Haulage firms undertaking work in France are advised to check their scheduling after the authorities introduced a €30,000 (£21,386) fine on anyone breaching weekly rest breaks.
The country’s rules state that drivers must take their 45-hour breaks away from their vehicles and not in their cabs.
Although France began fining firms last year, it published guidance this week reaffirming its commitment to imposing large penalties on any company in breach of its weekly rest rules.
Peter Cullum, RHA manager of international affairs, said: “They are trying to stop the consignor, consignees and companies scheduling long periods where people have no choice but to rest in their cab. It’s not intended to penalise the driver, but they will penalise the company.”
Cullum said the idea was to prevent drivers from parking up in France at the end of the week and not returning home.
He added: “How they [firms] do their scheduling is a matter for them and they should assess the risk. If they are caught out by a snow storm in the Pyrenees you can’t do much about that.
“If, however, there is regular scheduling then the French will look at tacho records for the last 28 days and could see regular infringements.”
Daily and reduced weekly rest periods are not affected by the rules. Belgium introduced a similar policy in 2014, but the country levies fines on drivers instead.

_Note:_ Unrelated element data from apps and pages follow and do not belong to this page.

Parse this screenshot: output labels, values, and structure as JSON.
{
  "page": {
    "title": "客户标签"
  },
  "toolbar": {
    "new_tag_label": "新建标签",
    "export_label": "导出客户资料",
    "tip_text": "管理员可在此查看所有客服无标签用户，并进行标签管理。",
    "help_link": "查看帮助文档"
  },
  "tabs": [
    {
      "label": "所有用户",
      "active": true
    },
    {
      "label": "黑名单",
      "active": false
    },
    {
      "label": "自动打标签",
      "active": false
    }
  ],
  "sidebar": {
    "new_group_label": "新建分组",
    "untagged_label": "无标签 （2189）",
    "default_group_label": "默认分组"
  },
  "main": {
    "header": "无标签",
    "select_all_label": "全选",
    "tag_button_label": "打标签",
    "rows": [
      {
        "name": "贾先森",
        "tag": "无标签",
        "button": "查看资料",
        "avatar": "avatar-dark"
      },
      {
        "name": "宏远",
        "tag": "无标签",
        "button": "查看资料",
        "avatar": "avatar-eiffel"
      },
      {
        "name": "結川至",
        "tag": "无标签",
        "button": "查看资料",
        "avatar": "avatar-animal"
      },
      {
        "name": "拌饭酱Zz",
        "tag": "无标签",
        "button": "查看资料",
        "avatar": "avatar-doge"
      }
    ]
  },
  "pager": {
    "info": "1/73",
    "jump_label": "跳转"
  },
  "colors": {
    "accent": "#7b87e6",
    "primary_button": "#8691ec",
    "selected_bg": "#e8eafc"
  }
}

- This story originally appeared in the 28 May issue of Commercial Motor. Why not subscribe and get 12 issues for just £12?